"Floyd should enjoy being the A-Side while he can because on May 2 Manny is going to put him on his backside," Roach said.
Arum, who has promoted some of the biggest fights in history, said this one would be bigger than them all.
"This boxing match will have the interest in the U.S. of a Super Bowl," Arum told The Associated Press. "I think it will set all kinds of pay-per-view records and gate records. It will be the biggest boxing event of all time."
Both fighters will bring 147-pound titles into the ring, but the fight is about far more than belts. Mayweather, who is unbeaten in 47 fights, wants to stake his claim as one of the greatest fighters ever, and remove any doubts about his legacy by fighting the boxer who is thought to be the greatest challenge of his career.
Pacquiao, meanwhile, will try to show that a knockout loss to Juan Manuel Marquez in 2012 and a disputed decision loss to Timothy Bradley should not define a remarkable career that began 20 years ago in the Philippines
Don't tune in looking for a big knockout, either. The last time Pacquiao stopped anyone was in 2009 when he finished off Miguel Cotto in the 12th round, while Mayweather has only stopped one fighter (Victor Ortiz) in the last eight years.
Oddsmakers have already posted their opinion on the bout, making Mayweather a 2 1/2-1 favorite in betting parlors in this gambling town. The fight is expected to draw record betting, with tens of millions wagered in Nevada's legal sports books.

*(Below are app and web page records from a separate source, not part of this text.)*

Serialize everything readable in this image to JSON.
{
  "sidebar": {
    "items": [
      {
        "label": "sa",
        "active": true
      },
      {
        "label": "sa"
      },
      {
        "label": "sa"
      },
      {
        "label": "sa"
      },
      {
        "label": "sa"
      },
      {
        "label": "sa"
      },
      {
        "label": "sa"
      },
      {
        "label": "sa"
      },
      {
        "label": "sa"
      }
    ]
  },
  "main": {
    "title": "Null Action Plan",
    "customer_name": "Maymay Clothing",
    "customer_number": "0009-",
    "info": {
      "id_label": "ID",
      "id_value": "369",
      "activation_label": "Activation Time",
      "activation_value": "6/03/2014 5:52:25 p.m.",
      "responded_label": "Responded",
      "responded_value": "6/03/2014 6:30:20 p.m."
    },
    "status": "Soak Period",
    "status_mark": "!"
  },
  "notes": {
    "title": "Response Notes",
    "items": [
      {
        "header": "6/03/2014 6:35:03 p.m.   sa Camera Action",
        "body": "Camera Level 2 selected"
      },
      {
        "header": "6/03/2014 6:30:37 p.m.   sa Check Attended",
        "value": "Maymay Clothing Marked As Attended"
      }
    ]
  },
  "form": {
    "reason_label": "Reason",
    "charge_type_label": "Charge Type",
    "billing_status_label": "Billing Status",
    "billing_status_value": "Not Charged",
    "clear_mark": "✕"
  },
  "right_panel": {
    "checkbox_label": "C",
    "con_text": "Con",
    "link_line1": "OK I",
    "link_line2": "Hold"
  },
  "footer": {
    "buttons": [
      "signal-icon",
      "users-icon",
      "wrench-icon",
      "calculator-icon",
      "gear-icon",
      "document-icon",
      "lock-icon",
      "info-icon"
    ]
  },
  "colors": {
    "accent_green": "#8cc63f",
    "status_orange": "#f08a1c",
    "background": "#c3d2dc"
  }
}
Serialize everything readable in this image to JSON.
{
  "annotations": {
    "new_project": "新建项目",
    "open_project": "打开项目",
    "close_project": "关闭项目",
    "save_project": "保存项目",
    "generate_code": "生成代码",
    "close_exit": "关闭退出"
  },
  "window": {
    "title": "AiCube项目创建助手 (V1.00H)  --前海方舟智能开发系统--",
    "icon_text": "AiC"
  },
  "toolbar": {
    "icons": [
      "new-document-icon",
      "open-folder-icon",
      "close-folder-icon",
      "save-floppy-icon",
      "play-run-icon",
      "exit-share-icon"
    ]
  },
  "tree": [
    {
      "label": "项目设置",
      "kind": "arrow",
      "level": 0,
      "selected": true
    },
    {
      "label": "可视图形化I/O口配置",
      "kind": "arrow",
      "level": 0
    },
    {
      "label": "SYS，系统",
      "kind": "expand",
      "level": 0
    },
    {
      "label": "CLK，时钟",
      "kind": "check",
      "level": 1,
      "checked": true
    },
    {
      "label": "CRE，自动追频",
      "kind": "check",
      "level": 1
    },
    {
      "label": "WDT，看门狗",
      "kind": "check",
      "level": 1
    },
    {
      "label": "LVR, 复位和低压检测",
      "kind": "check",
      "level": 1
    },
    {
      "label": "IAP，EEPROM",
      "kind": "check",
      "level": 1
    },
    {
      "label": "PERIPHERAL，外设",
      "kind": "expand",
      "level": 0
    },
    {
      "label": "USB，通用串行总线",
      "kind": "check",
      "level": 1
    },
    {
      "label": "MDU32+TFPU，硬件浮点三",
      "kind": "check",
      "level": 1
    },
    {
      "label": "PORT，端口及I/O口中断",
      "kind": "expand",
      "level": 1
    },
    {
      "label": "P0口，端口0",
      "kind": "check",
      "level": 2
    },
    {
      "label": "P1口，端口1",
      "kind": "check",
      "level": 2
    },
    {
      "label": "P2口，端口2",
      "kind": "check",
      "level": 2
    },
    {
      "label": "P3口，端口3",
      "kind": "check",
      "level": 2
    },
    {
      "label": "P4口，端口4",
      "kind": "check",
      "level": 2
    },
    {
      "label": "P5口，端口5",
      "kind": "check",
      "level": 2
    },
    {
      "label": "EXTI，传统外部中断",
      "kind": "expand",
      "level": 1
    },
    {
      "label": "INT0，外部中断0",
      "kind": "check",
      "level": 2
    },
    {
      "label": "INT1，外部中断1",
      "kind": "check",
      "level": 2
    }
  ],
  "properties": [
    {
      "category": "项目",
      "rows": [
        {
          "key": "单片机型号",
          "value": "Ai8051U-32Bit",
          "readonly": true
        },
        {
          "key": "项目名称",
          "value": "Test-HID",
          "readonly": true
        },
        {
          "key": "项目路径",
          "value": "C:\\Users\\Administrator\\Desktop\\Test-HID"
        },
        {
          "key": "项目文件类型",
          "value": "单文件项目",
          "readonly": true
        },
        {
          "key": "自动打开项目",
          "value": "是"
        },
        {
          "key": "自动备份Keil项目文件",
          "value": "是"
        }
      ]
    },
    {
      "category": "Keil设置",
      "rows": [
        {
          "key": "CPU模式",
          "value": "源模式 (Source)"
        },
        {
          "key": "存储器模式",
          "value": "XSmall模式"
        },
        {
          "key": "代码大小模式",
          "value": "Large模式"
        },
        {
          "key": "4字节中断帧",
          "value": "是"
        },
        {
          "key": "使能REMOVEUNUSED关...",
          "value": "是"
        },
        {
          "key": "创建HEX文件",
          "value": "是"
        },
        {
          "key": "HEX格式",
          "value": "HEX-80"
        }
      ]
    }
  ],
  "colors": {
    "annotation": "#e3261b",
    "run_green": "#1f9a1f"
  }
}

Another record which will almost surely be set will be the pay-per-view price to watch the fight at home. The fight will be televised as a joint venture between competing networks Showtime and HBO, which will share announcers with Jim Lampley and Al Bernstein reportedly handling the task at ringside.